Staff members at one of South Carolina’s largest newspapers reported to the office on Monday after more than two months of working remotely. With the number of Covid-19 cases hitting new highs in the state, many of them said they were wary of going back.
Employees at The Post and Courier, a locally owned daily in Charleston with a paid weekday circulation of about 40,000, had been doing their jobs from home since the second week of March to guard against the spread of the coronavirus. Early last month, the publisher and the top editor announced a limited reopening, telling its more than 100 employees, including more than 60 journalists, to work at least one day a week in the office. On Monday, staff members were asked to return full time, and they complied, although some said they had concerns about potentially exposing themselves to the virus.
“I believe that the workplace is a safe place to be at the moment, but I understand why others are concerned,” Mitch Pugh, the executive editor, said in an interview. He added, “There’s also no question we do better when we can talk to each other.”
More than 12,400 Covid-19 cases have been reported in South Carolina, with 500 deaths attributed to the virus in the state. The seven-day average of new cases reached a high on Tuesday for the fifth day in a row, the paper reported.
The state was among the last to issue a stay-at-home order and among the first to begin the reopening process, starting on April 20. The stay-at-home orders issued by Gov. Henry McMaster, a Republican, expired on May 4.
As businesses across the country puzzle over how to bring workers back safely, The Post and Courier is requiring employees to get their temperatures checked at the entrance by a no-contact scanner. Anyone with a reading of 99.4 degrees or greater is not allowed into the building. Employees are encouraged, although not required, to wear protective masks while working indoors.
On Tuesday, staff members received a memo from Evening Post Industries, a Charleston company that owns The Post and Courier and other newspapers in the state. “Neither the state of South Carolina, nor Charleston County, nor the city of Charleston have a mandate in place, and therefore we cannot force people to wear masks,” the memo said. “Within the newspaper division, we strongly recommend wearing a mask to help keep each other protected.” The memo added that employees who felt uncomfortable about returning should use paid time off to stay away from the office.
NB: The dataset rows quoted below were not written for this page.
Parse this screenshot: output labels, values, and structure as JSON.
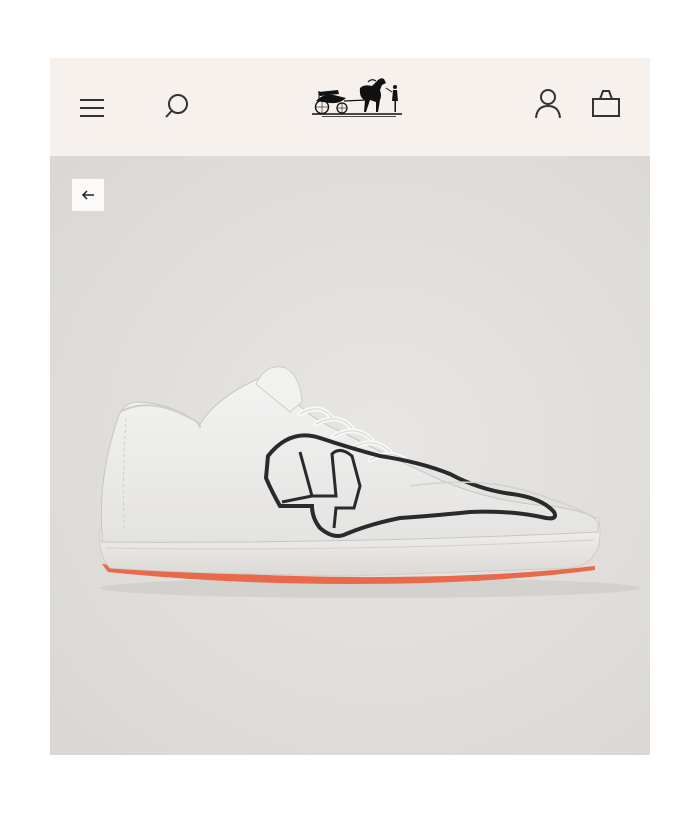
{
  "header": {
    "menu_icon": "hamburger-menu-icon",
    "search_icon": "search-icon",
    "logo": "hermes-carriage-logo",
    "account_icon": "user-icon",
    "bag_icon": "shopping-bag-icon",
    "background": "#f6f1ed"
  },
  "gallery": {
    "back_icon": "arrow-left-icon",
    "image": "white-leather-sneaker",
    "background": "#e0dedb"
  }
}
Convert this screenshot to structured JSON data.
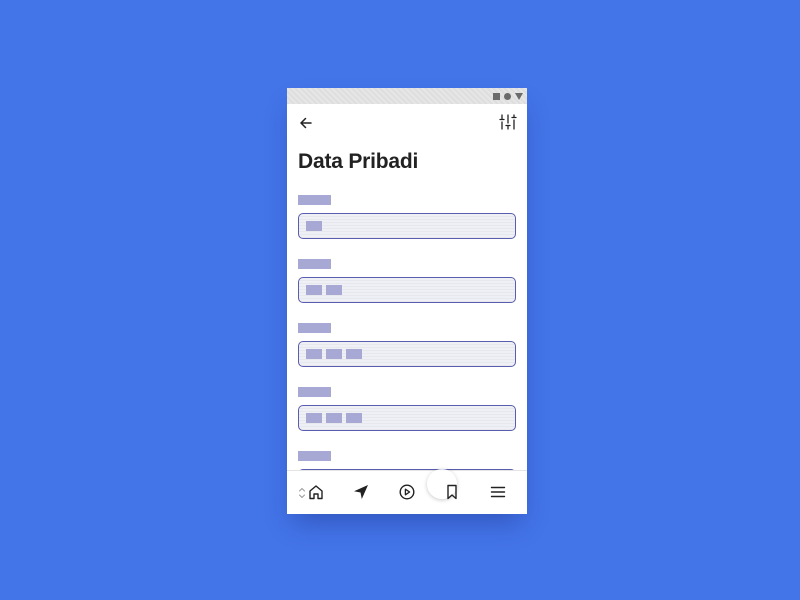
{
  "screen": {
    "title": "Data Pribadi"
  },
  "status_bar": {
    "icons": [
      "square-icon",
      "circle-icon",
      "triangle-icon"
    ]
  },
  "app_bar": {
    "left_icon": "arrow-left-icon",
    "right_icon": "sliders-icon"
  },
  "form": {
    "fields": [
      {
        "label": "",
        "value_blocks": 1
      },
      {
        "label": "",
        "value_blocks": 2
      },
      {
        "label": "",
        "value_blocks": 3
      },
      {
        "label": "",
        "value_blocks": 3
      },
      {
        "label": "",
        "value_blocks": 0
      }
    ]
  },
  "bottom_nav": {
    "items": [
      "home-icon",
      "navigation-icon",
      "play-icon",
      "bookmark-icon",
      "menu-icon"
    ]
  },
  "colors": {
    "background": "#4374e8",
    "placeholder": "#a7a8d4",
    "input_border": "#5a5dae",
    "input_fill": "#eef0f6",
    "title": "#222222"
  }
}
Five newsroom employees said in interviews that they felt they were required to work in the office and were worried that the safety measures did not go far enough. The concerns of Post and Courier employees were previously reported by The Daily Beast and the media news website Poynter.
The staff members spoke to The New York Times on condition of anonymity. A few noted the firing of an audience engagement producer, Kristen Kornbluth, as an example of the consequences they could face for publicly criticizing their employer.
As part of her job, Ms. Kornbluth was charged with approving comments that appeared in a private Facebook group for subscribers, she said. On May 6, a reader submitted a comment expressing concern about the newspaper’s decision to have its employees go back to the office. The reader’s comment included a link to a May 1 Poynter article headlined “The Post and Courier is requiring staff return to the newsroom, leaving its reporters angry and frustrated.” Ms. Kornbluth, who said she shared the concerns, approved the comment.
“I knew it was going to be a provocative action,” Ms. Kornbluth said. “I did not think at all that it could lead to termination.”
She said she was called into Mr. Pugh’s office and fired. Mr. Pugh declined to comment on a personnel matter. In Ms. Kornbluth’s termination letter, which was reviewed by The Times, The Post and Courier called her approval of the comment “an immensely serious error in judgment.”
Thousands of journalists across the country have been laid off, furloughed or received pay cuts in the economic fallout related to the pandemic. Ms. Kornbluth said she thought her firing sent a message to colleagues at a time when jobs in the news media are scarce.
“I think that people are kind of worried that if they express any sort of dissent publicly, then this can happen to them, too,” she said.